Say this restaurant’s name and I don’t think about figs. I think about falafel, and immediately, I crave the fresh and pickled garnishes and palette of garlicky sauces, smooth dips, crusty bread and earthy spice that accompanies a platter of it here. This tiny, adorable, utterly modern eatery carries a fresh, small-batch aesthetic across its menu of kebabs, sandwiches, fries and salads. See also its related hummus stand and deli in the CBD’s Pythian Market. Lunch and dinner Mon.-Sat. $


banhside

A non-traditional banh mi, top, made with beef and a more traditional version made with pork, bottom, at Banh Mi Boys.

Banh Mi Boys

5001 Airline Drive, Metairie, (504) 510-5360

Why: Flavorful, creative, cheap and fast

Picture the moxie to mix a roast beef po-boy with banh mi using Vietnamese ko bho stew as the bridge and you have the spirit of this deeply delicious sandwich shop. From a walk-up counter next to his parent’s Texaco station, Peter Nguyen slings banh mi filled with Korean bulgogi beef, Japanese chicken katsu and Chinese char siu barbecue pork, along with conventional po-boys and exuberant cheese fries topped with oyster Rockefeller sauce or sizzling Vietnamese style steak and eggs. Lunch and early dinner (till 8 p.m.) Mon.-Sat. $
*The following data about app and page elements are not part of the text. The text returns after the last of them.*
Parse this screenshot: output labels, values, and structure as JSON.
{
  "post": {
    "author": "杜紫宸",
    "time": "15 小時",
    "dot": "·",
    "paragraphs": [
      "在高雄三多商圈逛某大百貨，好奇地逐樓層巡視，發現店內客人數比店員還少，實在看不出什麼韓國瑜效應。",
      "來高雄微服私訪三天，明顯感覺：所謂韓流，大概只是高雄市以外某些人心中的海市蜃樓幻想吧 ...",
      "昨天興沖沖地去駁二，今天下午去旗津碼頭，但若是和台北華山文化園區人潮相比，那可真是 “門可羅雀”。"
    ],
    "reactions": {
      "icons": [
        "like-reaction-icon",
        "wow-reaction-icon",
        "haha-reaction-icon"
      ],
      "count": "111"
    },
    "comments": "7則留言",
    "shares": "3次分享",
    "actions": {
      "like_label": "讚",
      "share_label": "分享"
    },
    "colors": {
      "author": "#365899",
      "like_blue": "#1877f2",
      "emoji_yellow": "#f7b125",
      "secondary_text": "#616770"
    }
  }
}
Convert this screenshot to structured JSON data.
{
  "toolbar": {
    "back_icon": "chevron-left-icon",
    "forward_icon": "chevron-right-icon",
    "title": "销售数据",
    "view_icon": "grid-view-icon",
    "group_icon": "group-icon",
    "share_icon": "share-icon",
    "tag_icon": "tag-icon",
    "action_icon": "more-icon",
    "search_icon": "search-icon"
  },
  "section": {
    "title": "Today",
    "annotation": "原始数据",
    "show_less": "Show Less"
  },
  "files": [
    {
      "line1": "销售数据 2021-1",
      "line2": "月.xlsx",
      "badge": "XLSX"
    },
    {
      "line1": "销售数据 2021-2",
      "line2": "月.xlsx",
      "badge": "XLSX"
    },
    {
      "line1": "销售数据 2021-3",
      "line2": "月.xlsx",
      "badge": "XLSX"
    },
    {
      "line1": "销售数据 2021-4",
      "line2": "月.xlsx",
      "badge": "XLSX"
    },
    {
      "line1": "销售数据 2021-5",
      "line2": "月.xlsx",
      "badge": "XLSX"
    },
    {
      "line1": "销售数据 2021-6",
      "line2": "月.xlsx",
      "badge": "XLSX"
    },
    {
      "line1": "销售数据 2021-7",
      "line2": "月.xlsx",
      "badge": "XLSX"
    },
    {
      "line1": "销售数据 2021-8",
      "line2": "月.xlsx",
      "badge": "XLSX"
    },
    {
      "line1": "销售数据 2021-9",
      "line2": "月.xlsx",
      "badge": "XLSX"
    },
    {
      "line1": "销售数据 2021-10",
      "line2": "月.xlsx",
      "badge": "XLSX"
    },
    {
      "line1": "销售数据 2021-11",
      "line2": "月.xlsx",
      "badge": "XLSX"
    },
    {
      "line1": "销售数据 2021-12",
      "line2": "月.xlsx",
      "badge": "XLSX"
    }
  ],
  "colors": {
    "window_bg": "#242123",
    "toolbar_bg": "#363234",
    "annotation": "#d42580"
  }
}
dunbars red beans2.jpg

Red beans and rice with fried chicken is a mainstay at Dunbar's Creole Cuisine.

Dunbar’s Creole Cafe

7834 Earhart Blvd., (504) 509-6287

Why: Bargain breakfasts and full-meal specials under $10

Like Barrow’s just up the road, Dunbar’s is the return of a beloved restaurant of pre-Katrina vintage. At its new spot, opened in 2017, Celestine Dunbar and her family serve up a connection not just to a piece of the city’s past but their own particular take on Creole flavor, one with roots in black family cooking of the River Parishes transported to the city. You can taste it in the gumbo, its thin roux teeming with many meats and essence of seafood, and in the generous platters of smothered okra with catfish, smothered cabbage and greens with turkey necks. Breakfast, lunch and dinner Mon.-Sat., brunch Sun. $


NO.smallmart.epl.121218.10

The chaat bowl is a mix of pakoras and samosas under chutney at Small Mart, a store and eatery on Decatur Street in the French Quarter.

Small Mart

1303 Decatur St., no phone

Why: Vegan lunches on the go, fulfilling and affordable

Think small and some good things can happen, especially in the French Quarter, desperately in need of more owner-operator spots aimed at the locals. This take-out deli is a vital pit stop for quick, inexpensive street food, with a menu of mostly vegan dishes, daily curries and crispy pakoras packed into crusty po-boy loaves or smothered in chutney. The shop isn’t fully vegan. Its bagel bar is as close to the New York standard as New Orleans gets (lox is the only meat). Coffee is always just a dollar, and there’s local kombucha on tap. Breakfast, lunch and dinner daily. $



Follow Ian McNulty on Twitter, @IanMcNultyNOLA.